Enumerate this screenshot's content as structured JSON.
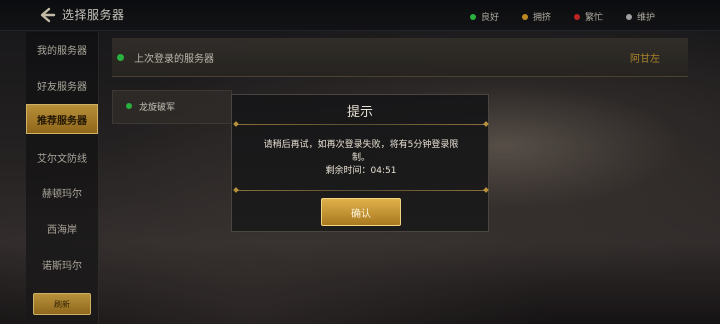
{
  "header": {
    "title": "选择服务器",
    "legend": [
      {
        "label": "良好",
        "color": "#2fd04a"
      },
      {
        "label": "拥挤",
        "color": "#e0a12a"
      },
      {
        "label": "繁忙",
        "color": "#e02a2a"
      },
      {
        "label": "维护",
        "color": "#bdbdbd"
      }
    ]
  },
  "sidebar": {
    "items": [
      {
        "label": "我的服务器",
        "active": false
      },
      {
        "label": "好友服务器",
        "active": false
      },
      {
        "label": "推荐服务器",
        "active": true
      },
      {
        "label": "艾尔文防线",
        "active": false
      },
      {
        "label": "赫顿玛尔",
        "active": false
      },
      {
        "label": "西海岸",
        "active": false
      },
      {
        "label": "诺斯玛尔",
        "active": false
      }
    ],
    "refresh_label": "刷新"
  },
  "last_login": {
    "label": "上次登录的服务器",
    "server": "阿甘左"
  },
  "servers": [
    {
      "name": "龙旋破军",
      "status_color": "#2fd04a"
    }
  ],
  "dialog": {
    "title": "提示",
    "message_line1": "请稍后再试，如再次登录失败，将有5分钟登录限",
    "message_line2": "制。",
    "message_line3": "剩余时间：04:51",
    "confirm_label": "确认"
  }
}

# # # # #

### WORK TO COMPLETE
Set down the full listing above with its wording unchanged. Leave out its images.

### RESULT OF THIS TASK
Enumerate this screenshot's content as structured JSON.
{
  "header": {
    "title": "选择服务器",
    "legend": [
      {
        "label": "良好",
        "color": "#2fd04a"
      },
      {
        "label": "拥挤",
        "color": "#e0a12a"
      },
      {
        "label": "繁忙",
        "color": "#e02a2a"
      },
      {
        "label": "维护",
        "color": "#bdbdbd"
      }
    ]
  },
  "sidebar": {
    "items": [
      {
        "label": "我的服务器",
        "active": false
      },
      {
        "label": "好友服务器",
        "active": false
      },
      {
        "label": "推荐服务器",
        "active": true
      },
      {
        "label": "艾尔文防线",
        "active": false
      },
      {
        "label": "赫顿玛尔",
        "active": false
      },
      {
        "label": "西海岸",
        "active": false
      },
      {
        "label": "诺斯玛尔",
        "active": false
      }
    ],
    "refresh_label": "刷新"
  },
  "last_login": {
    "label": "上次登录的服务器",
    "server": "阿甘左"
  },
  "servers": [
    {
      "name": "龙旋破军",
      "status_color": "#2fd04a"
    }
  ],
  "dialog": {
    "title": "提示",
    "message_line1": "请稍后再试，如再次登录失败，将有5分钟登录限",
    "message_line2": "制。",
    "message_line3": "剩余时间：04:51",
    "confirm_label": "确认"
  }
}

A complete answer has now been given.